Infusing meaning into meaningless
The Bears and Vikings meet again Sunday in Minneapolis in a game that doesn’t have any big-picture significance for either team. The Bears will be closing out a disappointing 2019 campaign and hoping to finish a third-place season at 8-8. The Vikings, meanwhile, are a wild-card team turning attention to next week’s postseason duties. Still, the game will be played. And here are three keys for the Bears to avoid ending their season on a three-game slide.
Apply the pressure. Don’t let up.
Pregame analysis: The Vikings were a mess up front in Monday night’s 23-10 home loss to the Packers. Quarterback Kirk Cousins was sacked five times and hit seven times. Za’Darius Smith recorded 3½ of those sacks, and the Packers moved him around effectively to get them. Smith beat left tackle Riley Reiff for one sack, right tackle Brian O’Neill for another and rookie center Garrett Bradbury for the other 1½. In other words, there should be weaknesses for Khalil Mack and the Bears pass rushers to expose. Mack had a strip-sack in the Bears’ Week 4 win over the Vikings that led to a gift field goal. Nick Kwiatkoski also had a strip-sack in that victory. The Vikings — potentially playing without running backs Dalvin Cook and Alexander Mattison again — become especially vulnerable when they lack a running game.

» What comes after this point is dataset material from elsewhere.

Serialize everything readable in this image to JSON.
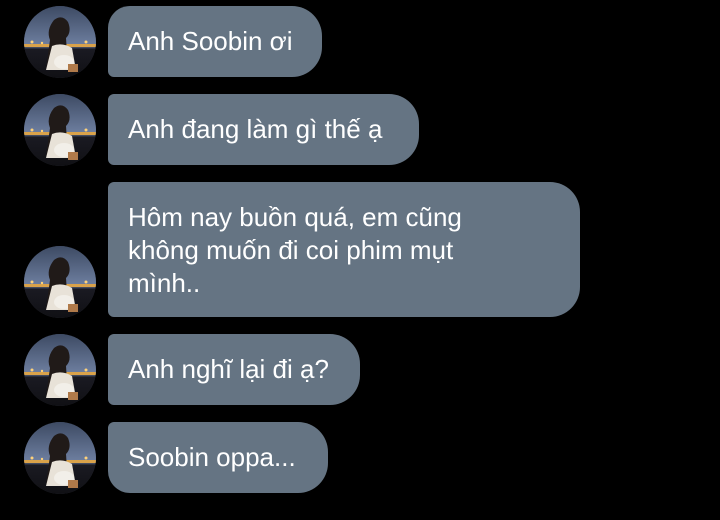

Take care of the football. Pregame analysis: The Vikings are fourth in the NFL with 30 takeaways and had three more in Monday’s loss to the Packers. Safeties Anthony Harris and Harrison Smith have nine of the Vikings’ NFC-best 17 interceptions and are chess pieces that coach Mike Zimmer has used creatively and wisely. For what it’s worth, the Bears are the only opponent that has gotten out of a game against the Vikings without a turnover. Chase Daniel completed 22 of 30 passes for 195 yards and a touchdown in the first meeting and played within himself. Mitch Trubisky would be wise to review that film to gain a clearer view on how to stay steady against an aggressive and opportunistic defense.
Summon some purpose, passion and pride. Pregame analysis: The first game of the Matt Nagy era that had nothing at stake didn’t go well last weekend. The Bears lost by 23 at home to the Chiefs with a performance players and coaches described as sloppy and embarrassing. Nagy emphasized that there’s a difference between lack of effort and lack of focus and that his team suffered far more from the latter than the former. But now what? How will the Bears keep themselves locked in for a Week 17 road game that is little more than a bridge to the offseason? How will they avoid the careless penalties and clunky execution errors that characterized last week’s showing? For a team that prides itself on its resolve, unity and ability to dial in, Sunday will be a major test of concentration.